▶ _Task directions_: Take from the data every line in which the word "JSON" is found.

▶ _Dataset content_:
####

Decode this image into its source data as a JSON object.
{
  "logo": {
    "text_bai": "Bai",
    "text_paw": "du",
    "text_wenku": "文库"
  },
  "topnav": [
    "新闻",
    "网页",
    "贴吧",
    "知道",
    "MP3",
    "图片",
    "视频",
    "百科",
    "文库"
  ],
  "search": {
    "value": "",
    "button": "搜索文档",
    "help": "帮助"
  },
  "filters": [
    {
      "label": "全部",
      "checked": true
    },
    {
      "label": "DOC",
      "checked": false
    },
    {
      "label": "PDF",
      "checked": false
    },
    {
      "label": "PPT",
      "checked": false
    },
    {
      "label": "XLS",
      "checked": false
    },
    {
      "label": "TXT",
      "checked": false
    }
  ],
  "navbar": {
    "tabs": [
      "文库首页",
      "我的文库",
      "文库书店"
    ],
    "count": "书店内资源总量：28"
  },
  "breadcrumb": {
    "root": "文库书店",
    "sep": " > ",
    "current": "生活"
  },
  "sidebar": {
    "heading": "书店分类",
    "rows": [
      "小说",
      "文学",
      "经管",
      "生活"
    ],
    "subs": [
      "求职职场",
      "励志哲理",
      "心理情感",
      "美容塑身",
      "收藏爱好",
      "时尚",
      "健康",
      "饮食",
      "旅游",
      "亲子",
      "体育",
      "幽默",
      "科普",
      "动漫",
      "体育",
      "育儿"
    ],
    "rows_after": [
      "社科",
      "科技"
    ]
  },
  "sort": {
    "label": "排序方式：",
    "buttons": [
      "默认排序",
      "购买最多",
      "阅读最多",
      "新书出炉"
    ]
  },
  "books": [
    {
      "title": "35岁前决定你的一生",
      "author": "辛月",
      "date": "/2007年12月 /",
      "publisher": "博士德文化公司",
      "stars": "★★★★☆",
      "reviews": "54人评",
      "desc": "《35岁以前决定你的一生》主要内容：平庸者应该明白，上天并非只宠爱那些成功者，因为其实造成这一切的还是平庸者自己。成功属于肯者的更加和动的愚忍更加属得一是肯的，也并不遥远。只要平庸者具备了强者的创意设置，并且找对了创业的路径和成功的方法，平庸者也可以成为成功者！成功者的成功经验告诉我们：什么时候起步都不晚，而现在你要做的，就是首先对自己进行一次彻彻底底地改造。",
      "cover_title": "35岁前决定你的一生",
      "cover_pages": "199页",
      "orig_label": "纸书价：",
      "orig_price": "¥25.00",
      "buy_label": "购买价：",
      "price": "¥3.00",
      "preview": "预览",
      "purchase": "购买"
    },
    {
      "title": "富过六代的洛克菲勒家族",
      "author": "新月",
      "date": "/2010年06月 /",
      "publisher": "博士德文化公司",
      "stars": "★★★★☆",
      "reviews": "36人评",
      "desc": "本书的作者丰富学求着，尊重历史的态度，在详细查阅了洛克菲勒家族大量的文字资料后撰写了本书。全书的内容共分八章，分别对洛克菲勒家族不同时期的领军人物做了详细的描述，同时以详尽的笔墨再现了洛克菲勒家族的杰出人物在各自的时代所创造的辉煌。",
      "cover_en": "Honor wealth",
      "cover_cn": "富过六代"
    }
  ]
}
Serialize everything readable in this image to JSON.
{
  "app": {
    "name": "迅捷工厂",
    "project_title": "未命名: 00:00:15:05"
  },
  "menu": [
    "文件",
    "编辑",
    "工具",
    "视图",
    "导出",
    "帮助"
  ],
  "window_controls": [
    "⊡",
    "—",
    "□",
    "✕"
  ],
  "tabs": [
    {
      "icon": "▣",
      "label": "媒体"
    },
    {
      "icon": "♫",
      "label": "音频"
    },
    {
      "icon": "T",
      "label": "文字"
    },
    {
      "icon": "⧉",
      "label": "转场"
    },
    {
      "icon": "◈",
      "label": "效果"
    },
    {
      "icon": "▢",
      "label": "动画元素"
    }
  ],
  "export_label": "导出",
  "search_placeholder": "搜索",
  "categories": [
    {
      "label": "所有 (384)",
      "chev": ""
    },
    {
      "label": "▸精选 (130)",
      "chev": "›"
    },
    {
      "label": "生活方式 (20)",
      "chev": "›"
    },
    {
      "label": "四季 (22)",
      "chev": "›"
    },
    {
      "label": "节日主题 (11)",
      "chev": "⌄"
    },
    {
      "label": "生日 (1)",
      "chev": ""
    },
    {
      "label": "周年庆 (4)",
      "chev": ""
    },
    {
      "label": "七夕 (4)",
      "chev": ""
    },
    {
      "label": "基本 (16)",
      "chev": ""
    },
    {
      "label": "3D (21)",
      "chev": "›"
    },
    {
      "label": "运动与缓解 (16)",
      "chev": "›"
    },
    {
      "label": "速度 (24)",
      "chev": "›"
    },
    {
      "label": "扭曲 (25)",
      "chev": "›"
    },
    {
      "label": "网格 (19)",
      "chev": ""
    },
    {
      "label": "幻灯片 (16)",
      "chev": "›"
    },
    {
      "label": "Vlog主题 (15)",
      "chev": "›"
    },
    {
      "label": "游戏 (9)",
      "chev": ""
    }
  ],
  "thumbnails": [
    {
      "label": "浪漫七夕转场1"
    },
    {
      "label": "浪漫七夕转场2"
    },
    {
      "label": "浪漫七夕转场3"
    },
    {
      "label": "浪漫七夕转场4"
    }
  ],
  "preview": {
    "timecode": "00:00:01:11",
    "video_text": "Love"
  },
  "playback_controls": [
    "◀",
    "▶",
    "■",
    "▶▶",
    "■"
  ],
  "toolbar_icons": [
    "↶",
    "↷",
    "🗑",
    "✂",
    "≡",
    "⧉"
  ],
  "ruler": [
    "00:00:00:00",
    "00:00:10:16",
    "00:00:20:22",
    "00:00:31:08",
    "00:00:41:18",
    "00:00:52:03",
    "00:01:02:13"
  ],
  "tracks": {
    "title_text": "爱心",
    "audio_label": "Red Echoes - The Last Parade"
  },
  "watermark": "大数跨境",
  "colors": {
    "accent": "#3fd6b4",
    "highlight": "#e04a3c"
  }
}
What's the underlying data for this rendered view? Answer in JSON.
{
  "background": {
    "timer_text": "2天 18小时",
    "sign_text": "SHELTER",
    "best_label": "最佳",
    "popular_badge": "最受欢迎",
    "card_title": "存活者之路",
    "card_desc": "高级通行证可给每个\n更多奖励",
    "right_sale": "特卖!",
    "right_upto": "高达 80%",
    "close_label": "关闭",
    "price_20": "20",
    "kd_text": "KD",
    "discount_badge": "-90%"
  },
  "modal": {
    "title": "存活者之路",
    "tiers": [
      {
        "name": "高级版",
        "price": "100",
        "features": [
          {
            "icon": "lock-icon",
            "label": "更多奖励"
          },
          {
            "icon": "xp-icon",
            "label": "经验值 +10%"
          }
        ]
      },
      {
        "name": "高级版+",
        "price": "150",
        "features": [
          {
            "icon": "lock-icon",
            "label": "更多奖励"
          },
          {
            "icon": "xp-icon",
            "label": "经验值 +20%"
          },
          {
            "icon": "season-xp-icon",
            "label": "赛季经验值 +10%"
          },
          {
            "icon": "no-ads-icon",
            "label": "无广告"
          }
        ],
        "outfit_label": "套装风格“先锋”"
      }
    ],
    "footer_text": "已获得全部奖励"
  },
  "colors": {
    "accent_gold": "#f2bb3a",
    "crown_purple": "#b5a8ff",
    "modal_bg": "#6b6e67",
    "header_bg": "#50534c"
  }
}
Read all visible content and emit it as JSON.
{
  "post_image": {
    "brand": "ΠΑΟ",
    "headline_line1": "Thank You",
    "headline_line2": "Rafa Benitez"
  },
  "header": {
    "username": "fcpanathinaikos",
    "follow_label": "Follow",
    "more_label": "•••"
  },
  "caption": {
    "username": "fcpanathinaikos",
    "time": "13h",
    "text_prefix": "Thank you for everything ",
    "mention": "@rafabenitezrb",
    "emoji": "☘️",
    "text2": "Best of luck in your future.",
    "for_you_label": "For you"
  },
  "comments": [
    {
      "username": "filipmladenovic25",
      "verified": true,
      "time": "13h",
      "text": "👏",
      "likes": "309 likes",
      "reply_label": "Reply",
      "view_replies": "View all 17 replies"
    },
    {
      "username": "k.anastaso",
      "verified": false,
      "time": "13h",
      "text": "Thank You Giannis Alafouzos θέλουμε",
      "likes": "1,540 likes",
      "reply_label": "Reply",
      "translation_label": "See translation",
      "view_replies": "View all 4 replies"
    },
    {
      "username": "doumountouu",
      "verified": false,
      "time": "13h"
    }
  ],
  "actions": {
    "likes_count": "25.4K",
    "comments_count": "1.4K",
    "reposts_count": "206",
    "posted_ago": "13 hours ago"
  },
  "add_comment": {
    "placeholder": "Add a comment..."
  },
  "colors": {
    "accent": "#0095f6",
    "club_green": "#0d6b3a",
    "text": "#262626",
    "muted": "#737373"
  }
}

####

▶ _Task output_:
Decode this image into its source data as a JSON object.
Serialize everything readable in this image to JSON.
What's the underlying data for this rendered view? Answer in JSON.
Read all visible content and emit it as JSON.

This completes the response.